The following are treatment options for stage I stomach cancer. Your healthcare team will suggest treatments based on your needs and work with you to develop a treatment plan.
Surgery is the standard treatment for stage I stomach cancer.
Endoscopic mucosal resection
Endoscopic mucosal resection (EMR) is a very specialized surgery used to treat small (less than 2 cm) early stage stomach cancer like stage IA that has not spread deeply into the inner lining (mucosa) of the stomach. EMR is done using an endoscopeendoscopeA thin, tube-like instrument with a light and lens used to examine or treat organs or structures in the body. placed through the mouth, down the throat and into the stomach.
Limited surgical resection
A limited surgical resection is surgery that removes a section of the stomach wall that contains the tumour along with a healthy margin around the tumour.
A gastrectomy to remove all or part of the stomach is the most common type of surgery to treat stage I cancer.
Lymph node dissection
A lymph node dissection may be done to remove lymph nodes around the stomach for stage I stomach cancer.
Chemotherapy may be offered for stage IB stomach cancer. Chemotherapy may be given after surgery (adjuvant therapy) or both before and after surgery (perioperative chemotherapy). It may also be given over the same time period as radiation (called chemoradiation). The most common combinations of chemotherapy drugs given for stage I stomach cancer are:
- 5-fluorouracil (Adrucil, 5-FU) and leucovorin (folonic acid)
- ECX – epirubicin (Pharmorubicin), cisplatin (Platinol AQ) and capecitabine (Xeloda)
- ECF – epirubicin, cisplatin and 5-fluorouracil
- 5-fluorouracil and cisplatin
- paclitaxel (Taxol) and carboplatin (Paraplatin)
Radiation therapy may be offered for stage IB stomach cancer along with chemotherapy. The type of radiation therapy used most often is external beam radiation therapy.
You may be asked if you want to join a clinical trial for stomach cancer. Find out more about clinical trials.
We realize that our efforts cannot even be compared to what women face when they hear the words ... ‘you have cancer.’
Establishing a national caregivers strategy
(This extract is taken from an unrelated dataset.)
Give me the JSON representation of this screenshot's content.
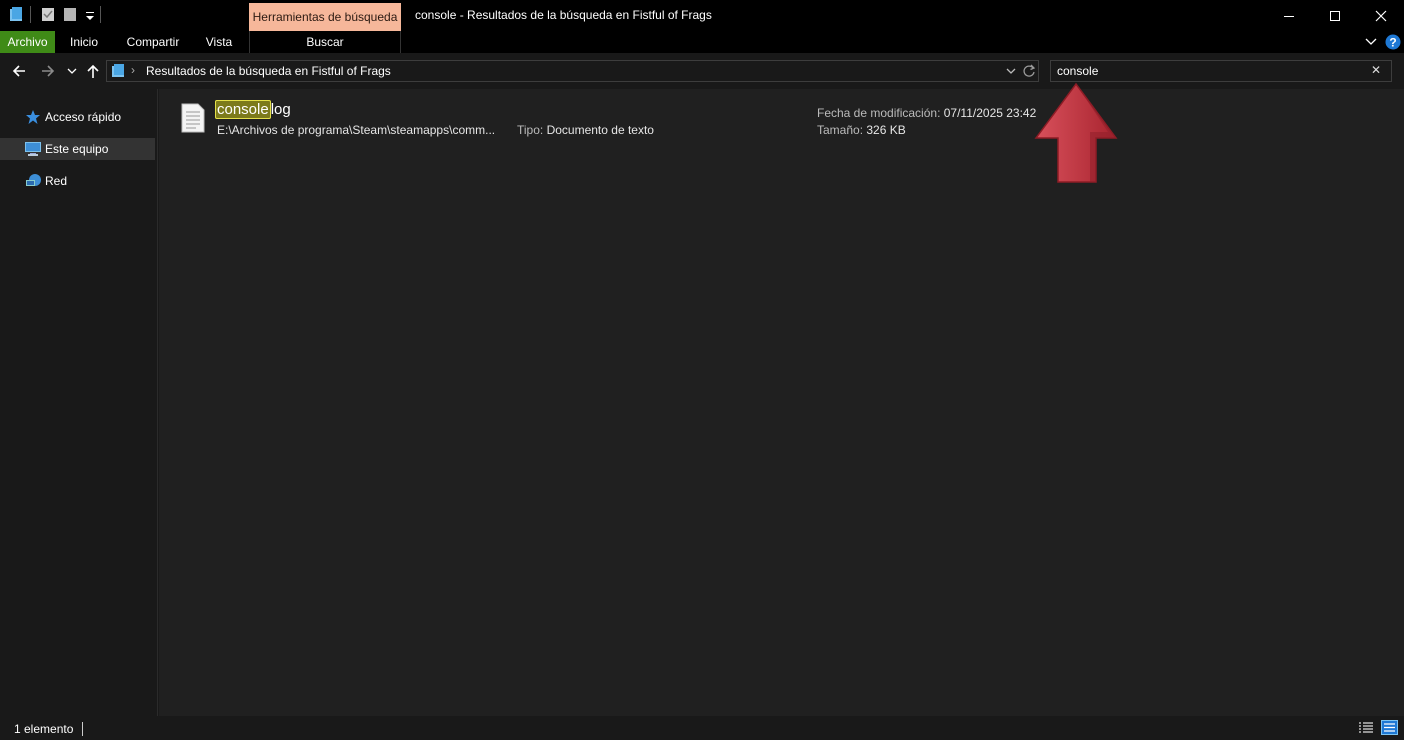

The Canadian Cancer Society is actively lobbying the federal government to establish a national caregivers strategy to ensure there is more financial support for this important group of people.